If there is one thing that I can not stand, it's people in media, who brag around a "holier than thou" attitude, yet practice the most deceitful form of advertising.
What am I talking about?
The other day, on channel 26 (Philippine Cable), I happened to chance upon DZMM radio, live on TV. DZMM happens to be the AM channel of channel 2 (ABS-CBN). What struck me was that they have this show called "Magandang Gabi Dok" (Good evening doctor), and they have a doctor whom they are interviewing over the telephone, for phone in questions by "patients".
These gullible doctors (I hate putting my colleagues on the spot) are really dumb! Not that they don't know what they're saying, but are actually conned into answering queries about patient's conditions on the air. Don't get me wrong. I have nothing against theoretical professorial antics by these doctor specialists who perhaps do not know what they are getting into. Perhaps, they want a little fame. But there is no greater fool than the fool that was fooled by a con artist.
The con artists? They are two radio announcers or DJs if you'd like to call them, who after interviewing the "gastroenterologist" on live AM radio, blast out advertisements and "endorsements" on how good Liveraide is for patient with hepatitis B infection or those who have liver problems. They go on adding on where it is available and the claim that it is absolutely safe! The other day, they had a "rheumatologist" live in the station booth and she didn't even budge when they blatantly advertised Arthrocin on the air. Right beside the clueless doctor. Clueless is a kind word to describe the dumb dumb. She even greeted her friends on the air! Ano ba iyan?
The temerity of these people! If you think the endorsements of the popular personalities are bad, this has got to be the height of ethical dilemma and malpractice.

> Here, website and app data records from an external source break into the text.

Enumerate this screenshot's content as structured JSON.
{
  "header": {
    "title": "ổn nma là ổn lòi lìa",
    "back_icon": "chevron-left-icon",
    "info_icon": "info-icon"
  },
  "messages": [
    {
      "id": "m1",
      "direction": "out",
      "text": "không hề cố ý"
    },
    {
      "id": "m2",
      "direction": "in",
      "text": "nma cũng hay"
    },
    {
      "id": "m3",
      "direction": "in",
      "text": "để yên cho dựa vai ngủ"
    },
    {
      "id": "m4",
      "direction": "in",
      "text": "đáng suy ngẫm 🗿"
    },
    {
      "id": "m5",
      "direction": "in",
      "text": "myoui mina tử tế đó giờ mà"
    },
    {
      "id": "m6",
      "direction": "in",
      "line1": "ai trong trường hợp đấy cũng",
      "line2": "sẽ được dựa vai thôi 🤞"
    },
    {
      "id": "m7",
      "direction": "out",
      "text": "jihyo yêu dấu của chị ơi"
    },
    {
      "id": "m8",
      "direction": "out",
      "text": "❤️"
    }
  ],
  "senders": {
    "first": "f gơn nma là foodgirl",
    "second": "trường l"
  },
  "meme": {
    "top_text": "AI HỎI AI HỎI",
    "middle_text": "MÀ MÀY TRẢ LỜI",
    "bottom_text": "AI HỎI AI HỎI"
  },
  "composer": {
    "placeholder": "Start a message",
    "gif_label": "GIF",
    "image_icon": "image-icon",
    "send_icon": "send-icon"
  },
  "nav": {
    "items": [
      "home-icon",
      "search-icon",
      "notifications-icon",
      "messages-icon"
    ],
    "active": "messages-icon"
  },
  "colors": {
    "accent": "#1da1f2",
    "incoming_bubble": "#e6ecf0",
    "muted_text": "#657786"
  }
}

These doctors should shut up and not put up with these con artists who get paid for the announcements and pronouncements that these supplements actually are drugs that cure. In fact, the government should just translate to the local language what the words "No approved therapeutic claim" is on the label of these supplements! The public should be guided by the local translation "Walang bisa itong gamot na ito"!

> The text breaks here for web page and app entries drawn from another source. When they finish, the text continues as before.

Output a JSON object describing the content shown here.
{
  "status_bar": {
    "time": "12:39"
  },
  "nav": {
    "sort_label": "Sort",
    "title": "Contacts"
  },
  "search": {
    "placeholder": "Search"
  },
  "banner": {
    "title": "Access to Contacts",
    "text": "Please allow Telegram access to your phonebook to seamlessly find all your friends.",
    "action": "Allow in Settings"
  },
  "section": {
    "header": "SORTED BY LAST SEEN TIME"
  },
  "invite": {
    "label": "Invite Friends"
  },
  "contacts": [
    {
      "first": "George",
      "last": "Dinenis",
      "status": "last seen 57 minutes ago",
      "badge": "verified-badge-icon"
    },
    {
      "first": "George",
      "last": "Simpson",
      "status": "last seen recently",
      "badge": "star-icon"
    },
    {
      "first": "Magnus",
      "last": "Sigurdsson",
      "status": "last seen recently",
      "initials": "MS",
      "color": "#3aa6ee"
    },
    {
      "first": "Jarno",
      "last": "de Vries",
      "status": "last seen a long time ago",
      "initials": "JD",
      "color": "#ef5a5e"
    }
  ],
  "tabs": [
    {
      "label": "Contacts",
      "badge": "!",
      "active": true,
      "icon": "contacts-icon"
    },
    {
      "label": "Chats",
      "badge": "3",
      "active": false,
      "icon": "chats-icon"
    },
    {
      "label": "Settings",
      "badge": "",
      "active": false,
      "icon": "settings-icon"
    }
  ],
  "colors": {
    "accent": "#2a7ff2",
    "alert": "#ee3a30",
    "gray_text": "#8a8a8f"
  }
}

At the rate that the advertisements are going, it is no wonder that these supplements are selling like hotcakes at the detriment of the health of the Filipino people.
Someone, please shoot the radio announcer!